**Assignment:**
Filter the records below for the word "JAVALAB". Copy each line that holds it.

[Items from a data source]
####################

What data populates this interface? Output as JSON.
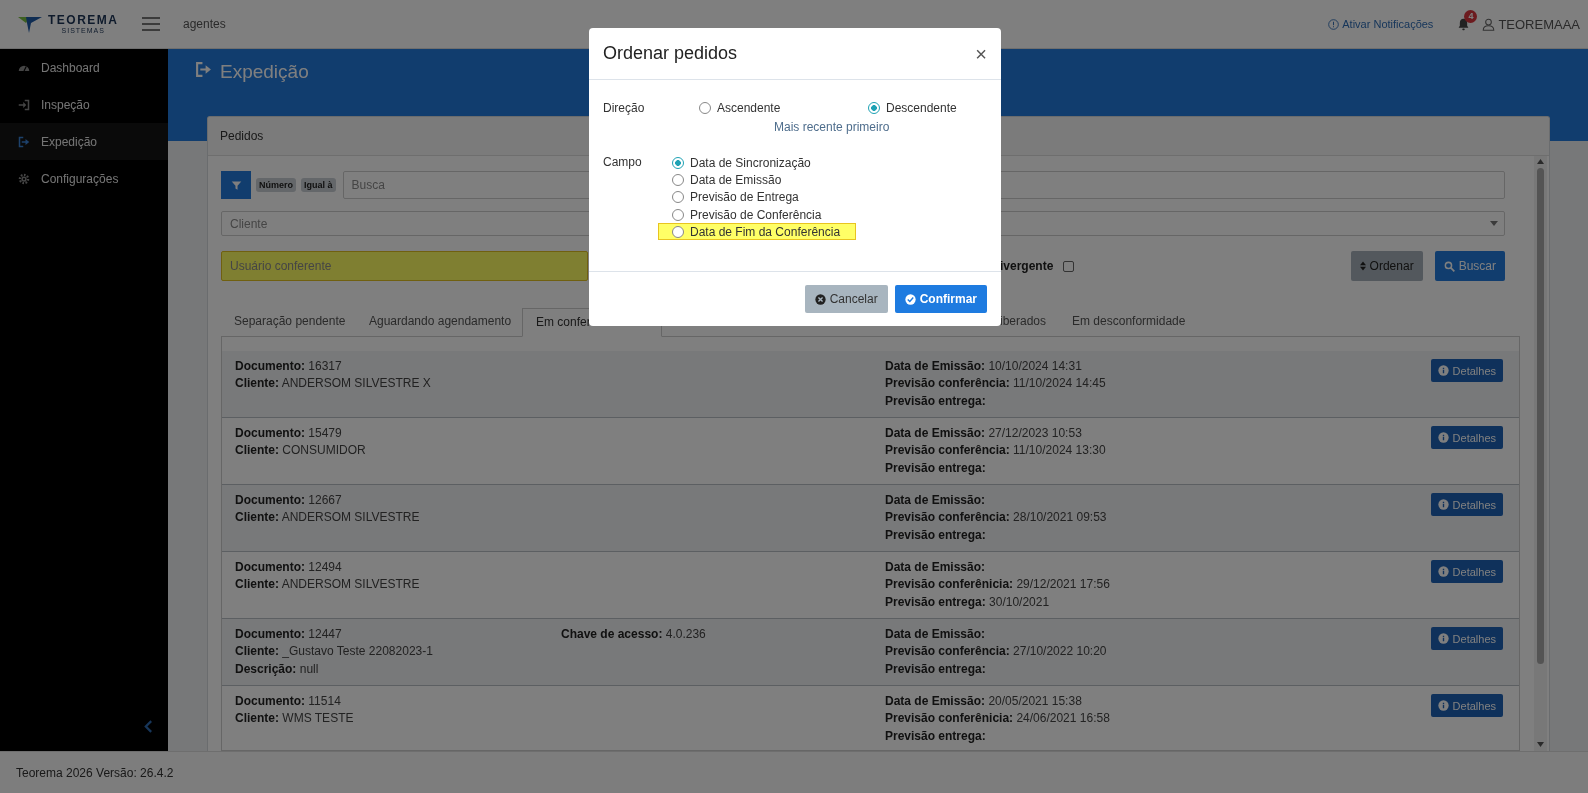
{
  "header": {
    "logo": {
      "name": "TEOREMA",
      "tagline": "SISTEMAS"
    },
    "breadcrumb": "agentes",
    "notifications_link": "Ativar Notificações",
    "notification_count": "4",
    "user": "TEOREMAAA"
  },
  "sidebar": {
    "items": [
      {
        "label": "Dashboard",
        "selected": false
      },
      {
        "label": "Inspeção",
        "selected": false
      },
      {
        "label": "Expedição",
        "selected": true
      },
      {
        "label": "Configurações",
        "selected": false
      }
    ]
  },
  "page_title": "Expedição",
  "card": {
    "title": "Pedidos",
    "filters": {
      "badges": [
        "Número",
        "Igual à"
      ],
      "search_placeholder": "Busca",
      "client_placeholder": "Cliente",
      "user_field": {
        "placeholder": "Usuário conferente",
        "highlighted": true
      },
      "divergent": {
        "label": "ivergente",
        "checked": false
      },
      "sort_button": "Ordenar",
      "search_button": "Buscar"
    },
    "tabs": [
      {
        "label": "Separação pendente",
        "selected": false
      },
      {
        "label": "Aguardando agendamento",
        "selected": false
      },
      {
        "label": "Em confer",
        "selected": true
      },
      {
        "label": "iberados",
        "selected": false
      },
      {
        "label": "Em desconformidade",
        "selected": false
      }
    ],
    "orders": [
      {
        "left": [
          {
            "label": "Documento:",
            "value": "16317"
          },
          {
            "label": "Cliente:",
            "value": "ANDERSOM SILVESTRE X"
          }
        ],
        "right": [
          {
            "label": "Data de Emissão:",
            "value": "10/10/2024 14:31"
          },
          {
            "label": "Previsão conferência:",
            "value": "11/10/2024 14:45"
          },
          {
            "label": "Previsão entrega:"
          }
        ],
        "button": "Detalhes"
      },
      {
        "left": [
          {
            "label": "Documento:",
            "value": "15479"
          },
          {
            "label": "Cliente:",
            "value": "CONSUMIDOR"
          }
        ],
        "right": [
          {
            "label": "Data de Emissão:",
            "value": "27/12/2023 10:53"
          },
          {
            "label": "Previsão conferência:",
            "value": "11/10/2024 13:30"
          },
          {
            "label": "Previsão entrega:"
          }
        ],
        "button": "Detalhes"
      },
      {
        "left": [
          {
            "label": "Documento:",
            "value": "12667"
          },
          {
            "label": "Cliente:",
            "value": "ANDERSOM SILVESTRE"
          }
        ],
        "right": [
          {
            "label": "Data de Emissão:"
          },
          {
            "label": "Previsão conferência:",
            "value": "28/10/2021 09:53"
          },
          {
            "label": "Previsão entrega:"
          }
        ],
        "button": "Detalhes"
      },
      {
        "left": [
          {
            "label": "Documento:",
            "value": "12494"
          },
          {
            "label": "Cliente:",
            "value": "ANDERSOM SILVESTRE"
          }
        ],
        "right": [
          {
            "label": "Data de Emissão:"
          },
          {
            "label": "Previsão conferênicia:",
            "value": "29/12/2021 17:56"
          },
          {
            "label": "Previsão entrega:",
            "value": "30/10/2021"
          }
        ],
        "button": "Detalhes"
      },
      {
        "left": [
          {
            "label": "Documento:",
            "value": "12447"
          },
          {
            "label": "Cliente:",
            "value": "_Gustavo Teste 22082023-1"
          },
          {
            "label": "Descrição:",
            "value": "null"
          }
        ],
        "middle": [
          {
            "label": "Chave de acesso:",
            "value": "4.0.236"
          }
        ],
        "right": [
          {
            "label": "Data de Emissão:"
          },
          {
            "label": "Previsão conferência:",
            "value": "27/10/2022 10:20"
          },
          {
            "label": "Previsão entrega:"
          }
        ],
        "button": "Detalhes"
      },
      {
        "left": [
          {
            "label": "Documento:",
            "value": "11514"
          },
          {
            "label": "Cliente:",
            "value": "WMS TESTE"
          }
        ],
        "right": [
          {
            "label": "Data de Emissão:",
            "value": "20/05/2021 15:38"
          },
          {
            "label": "Previsão conferênicia:",
            "value": "24/06/2021 16:58"
          },
          {
            "label": "Previsão entrega:"
          }
        ],
        "button": "Detalhes"
      }
    ]
  },
  "modal": {
    "title": "Ordenar pedidos",
    "close": "×",
    "direction": {
      "label": "Direção",
      "options": [
        {
          "label": "Ascendente",
          "selected": false
        },
        {
          "label": "Descendente",
          "selected": true
        }
      ],
      "hint": "Mais recente primeiro"
    },
    "field": {
      "label": "Campo",
      "options": [
        {
          "label": "Data de Sincronização",
          "selected": true,
          "highlighted": false
        },
        {
          "label": "Data de Emissão",
          "selected": false,
          "highlighted": false
        },
        {
          "label": "Previsão de Entrega",
          "selected": false,
          "highlighted": false
        },
        {
          "label": "Previsão de Conferência",
          "selected": false,
          "highlighted": false
        },
        {
          "label": "Data de Fim da Conferência",
          "selected": false,
          "highlighted": true
        }
      ]
    },
    "buttons": [
      {
        "label": "Cancelar",
        "kind": "secondary"
      },
      {
        "label": "Confirmar",
        "kind": "primary"
      }
    ]
  },
  "footer": "Teorema 2026 Versão: 26.4.2"
}
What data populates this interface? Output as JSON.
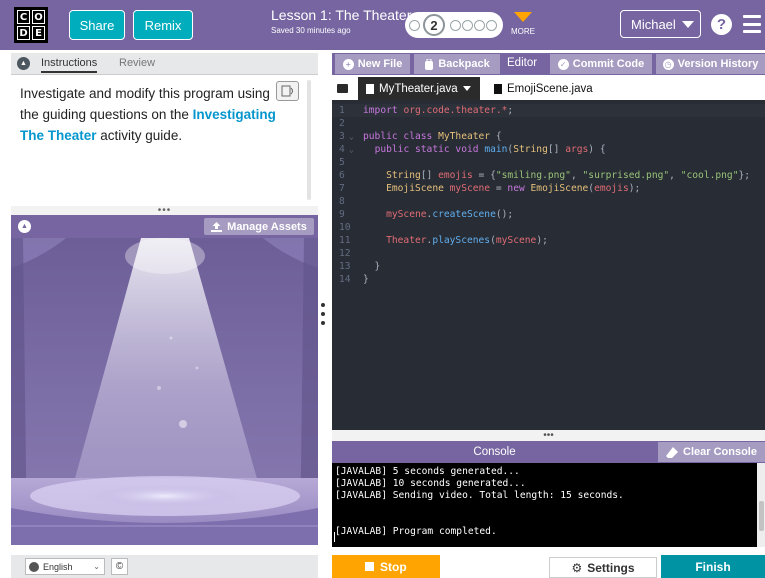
{
  "header": {
    "logo_letters": [
      "C",
      "O",
      "D",
      "E"
    ],
    "share_label": "Share",
    "remix_label": "Remix",
    "lesson_title": "Lesson 1: The Theater",
    "saved_text": "Saved 30 minutes ago",
    "current_level": "2",
    "more_label": "MORE",
    "user_name": "Michael",
    "help_glyph": "?"
  },
  "instructions": {
    "tabs": [
      "Instructions",
      "Review"
    ],
    "text_before": "Investigate and modify this program using the guiding questions on the",
    "link_text": "Investigating The Theater",
    "text_after": " activity guide.",
    "divider_dots": "•••"
  },
  "visualization": {
    "manage_assets_label": "Manage Assets"
  },
  "footer": {
    "language": "English",
    "copyright_glyph": "©"
  },
  "editor": {
    "new_file_label": "New File",
    "backpack_label": "Backpack",
    "editor_label": "Editor",
    "commit_code_label": "Commit Code",
    "version_history_label": "Version History",
    "file_tabs": [
      "MyTheater.java",
      "EmojiScene.java"
    ],
    "active_file": "MyTheater.java",
    "code_lines": [
      {
        "n": "1",
        "fold": "",
        "tokens": [
          [
            "kw",
            "import "
          ],
          [
            "var",
            "org.code.theater.*"
          ],
          [
            "pl",
            ";"
          ]
        ]
      },
      {
        "n": "2",
        "fold": "",
        "tokens": []
      },
      {
        "n": "3",
        "fold": "⌄",
        "tokens": [
          [
            "kw",
            "public class "
          ],
          [
            "cls",
            "MyTheater"
          ],
          [
            "pl",
            " {"
          ]
        ]
      },
      {
        "n": "4",
        "fold": "⌄",
        "tokens": [
          [
            "pl",
            "  "
          ],
          [
            "kw",
            "public static void "
          ],
          [
            "fn",
            "main"
          ],
          [
            "pl",
            "("
          ],
          [
            "cls",
            "String"
          ],
          [
            "pl",
            "[] "
          ],
          [
            "var",
            "args"
          ],
          [
            "pl",
            ") {"
          ]
        ]
      },
      {
        "n": "5",
        "fold": "",
        "tokens": []
      },
      {
        "n": "6",
        "fold": "",
        "tokens": [
          [
            "pl",
            "    "
          ],
          [
            "cls",
            "String"
          ],
          [
            "pl",
            "[] "
          ],
          [
            "var",
            "emojis"
          ],
          [
            "pl",
            " = {"
          ],
          [
            "str",
            "\"smiling.png\""
          ],
          [
            "pl",
            ", "
          ],
          [
            "str",
            "\"surprised.png\""
          ],
          [
            "pl",
            ", "
          ],
          [
            "str",
            "\"cool.png\""
          ],
          [
            "pl",
            "};"
          ]
        ]
      },
      {
        "n": "7",
        "fold": "",
        "tokens": [
          [
            "pl",
            "    "
          ],
          [
            "cls",
            "EmojiScene "
          ],
          [
            "var",
            "myScene"
          ],
          [
            "pl",
            " = "
          ],
          [
            "kw",
            "new "
          ],
          [
            "cls",
            "EmojiScene"
          ],
          [
            "pl",
            "("
          ],
          [
            "var",
            "emojis"
          ],
          [
            "pl",
            ");"
          ]
        ]
      },
      {
        "n": "8",
        "fold": "",
        "tokens": []
      },
      {
        "n": "9",
        "fold": "",
        "tokens": [
          [
            "pl",
            "    "
          ],
          [
            "var",
            "myScene"
          ],
          [
            "pl",
            "."
          ],
          [
            "fn",
            "createScene"
          ],
          [
            "pl",
            "();"
          ]
        ]
      },
      {
        "n": "10",
        "fold": "",
        "tokens": []
      },
      {
        "n": "11",
        "fold": "",
        "tokens": [
          [
            "pl",
            "    "
          ],
          [
            "var",
            "Theater"
          ],
          [
            "pl",
            "."
          ],
          [
            "fn",
            "playScenes"
          ],
          [
            "pl",
            "("
          ],
          [
            "var",
            "myScene"
          ],
          [
            "pl",
            ");"
          ]
        ]
      },
      {
        "n": "12",
        "fold": "",
        "tokens": []
      },
      {
        "n": "13",
        "fold": "",
        "tokens": [
          [
            "pl",
            "  }"
          ]
        ]
      },
      {
        "n": "14",
        "fold": "",
        "tokens": [
          [
            "pl",
            "}"
          ]
        ]
      }
    ]
  },
  "console": {
    "divider_dots": "•••",
    "title": "Console",
    "clear_label": "Clear Console",
    "lines": [
      "[JAVALAB] 5 seconds generated...",
      "[JAVALAB] 10 seconds generated...",
      "[JAVALAB] Sending video. Total length: 15 seconds.",
      "",
      "",
      "[JAVALAB] Program completed."
    ]
  },
  "bottom": {
    "stop_label": "Stop",
    "settings_label": "Settings",
    "finish_label": "Finish"
  },
  "colors": {
    "header_purple": "#7665a0",
    "teal": "#00adbc",
    "orange": "#ffa400",
    "link_blue": "#0596ce",
    "finish_teal": "#0093a4"
  }
}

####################

**Answer for the task:**
      "[JAVALAB] 5 seconds generated...",
      "[JAVALAB] 10 seconds generated...",
      "[JAVALAB] Sending video. Total length: 15 seconds.",
      "[JAVALAB] Program completed."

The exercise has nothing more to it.